▶ _WHAT NEEDS TO BE DONE_:
Whenever a line below includes the word "Compensation", copy that line.

▶ _LISTED RECORDS_:
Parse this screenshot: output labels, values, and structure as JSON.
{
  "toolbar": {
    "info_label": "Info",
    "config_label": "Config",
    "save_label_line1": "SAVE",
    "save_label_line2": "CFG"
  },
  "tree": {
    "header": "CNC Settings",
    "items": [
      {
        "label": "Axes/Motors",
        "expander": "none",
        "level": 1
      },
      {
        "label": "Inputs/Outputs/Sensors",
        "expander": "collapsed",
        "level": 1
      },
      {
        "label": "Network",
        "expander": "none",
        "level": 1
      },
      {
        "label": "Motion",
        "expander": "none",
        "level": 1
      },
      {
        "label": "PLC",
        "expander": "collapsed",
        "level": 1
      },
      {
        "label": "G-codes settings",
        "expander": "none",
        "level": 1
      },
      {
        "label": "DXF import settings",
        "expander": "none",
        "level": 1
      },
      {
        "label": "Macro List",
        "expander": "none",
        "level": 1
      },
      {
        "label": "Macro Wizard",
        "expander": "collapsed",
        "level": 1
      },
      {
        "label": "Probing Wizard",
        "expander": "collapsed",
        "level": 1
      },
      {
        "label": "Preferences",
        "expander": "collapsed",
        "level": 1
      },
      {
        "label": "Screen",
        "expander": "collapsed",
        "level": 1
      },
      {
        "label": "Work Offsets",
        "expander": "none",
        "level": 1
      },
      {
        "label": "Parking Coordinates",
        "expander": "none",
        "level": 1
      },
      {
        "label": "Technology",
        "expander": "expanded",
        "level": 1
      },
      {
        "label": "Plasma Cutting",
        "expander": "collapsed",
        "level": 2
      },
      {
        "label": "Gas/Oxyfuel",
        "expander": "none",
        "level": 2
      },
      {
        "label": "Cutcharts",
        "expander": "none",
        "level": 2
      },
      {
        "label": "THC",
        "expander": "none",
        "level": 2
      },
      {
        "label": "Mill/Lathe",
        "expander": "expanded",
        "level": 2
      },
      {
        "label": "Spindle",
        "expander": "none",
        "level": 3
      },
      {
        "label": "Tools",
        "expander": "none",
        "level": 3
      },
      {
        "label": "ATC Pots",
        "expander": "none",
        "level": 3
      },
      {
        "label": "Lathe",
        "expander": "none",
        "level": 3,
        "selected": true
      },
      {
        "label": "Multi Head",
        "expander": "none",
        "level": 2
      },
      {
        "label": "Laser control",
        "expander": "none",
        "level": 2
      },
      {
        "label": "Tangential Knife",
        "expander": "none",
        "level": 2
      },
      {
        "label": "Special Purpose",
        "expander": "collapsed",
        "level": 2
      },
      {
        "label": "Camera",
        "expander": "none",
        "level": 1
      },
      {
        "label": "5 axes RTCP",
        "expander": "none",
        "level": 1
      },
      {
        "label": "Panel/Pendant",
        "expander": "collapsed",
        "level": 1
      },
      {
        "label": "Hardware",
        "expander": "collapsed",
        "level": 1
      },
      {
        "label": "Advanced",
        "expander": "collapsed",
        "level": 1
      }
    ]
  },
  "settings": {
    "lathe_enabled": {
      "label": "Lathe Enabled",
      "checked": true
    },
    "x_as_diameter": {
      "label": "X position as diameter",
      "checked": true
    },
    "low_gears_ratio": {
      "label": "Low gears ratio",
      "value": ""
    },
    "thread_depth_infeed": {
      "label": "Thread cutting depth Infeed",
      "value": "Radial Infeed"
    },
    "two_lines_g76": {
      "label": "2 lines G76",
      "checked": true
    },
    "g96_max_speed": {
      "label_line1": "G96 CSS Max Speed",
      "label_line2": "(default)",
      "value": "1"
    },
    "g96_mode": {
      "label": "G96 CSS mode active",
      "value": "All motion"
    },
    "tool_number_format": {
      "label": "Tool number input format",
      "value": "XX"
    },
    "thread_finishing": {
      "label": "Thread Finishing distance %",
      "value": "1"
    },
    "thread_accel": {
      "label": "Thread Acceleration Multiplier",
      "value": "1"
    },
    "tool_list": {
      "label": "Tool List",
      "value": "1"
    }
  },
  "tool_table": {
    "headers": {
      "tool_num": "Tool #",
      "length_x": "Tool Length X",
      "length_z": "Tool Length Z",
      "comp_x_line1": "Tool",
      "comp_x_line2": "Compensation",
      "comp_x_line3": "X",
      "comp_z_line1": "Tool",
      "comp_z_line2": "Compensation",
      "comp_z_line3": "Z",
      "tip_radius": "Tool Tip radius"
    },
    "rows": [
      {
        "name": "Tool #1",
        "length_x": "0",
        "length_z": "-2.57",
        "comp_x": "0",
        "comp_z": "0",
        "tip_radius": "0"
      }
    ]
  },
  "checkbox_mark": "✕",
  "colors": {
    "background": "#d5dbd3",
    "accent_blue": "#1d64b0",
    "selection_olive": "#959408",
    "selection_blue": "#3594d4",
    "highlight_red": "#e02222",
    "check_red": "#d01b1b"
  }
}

▶ _THE ANSWER_:
      "comp_x_line2": "Compensation",
      "comp_z_line2": "Compensation",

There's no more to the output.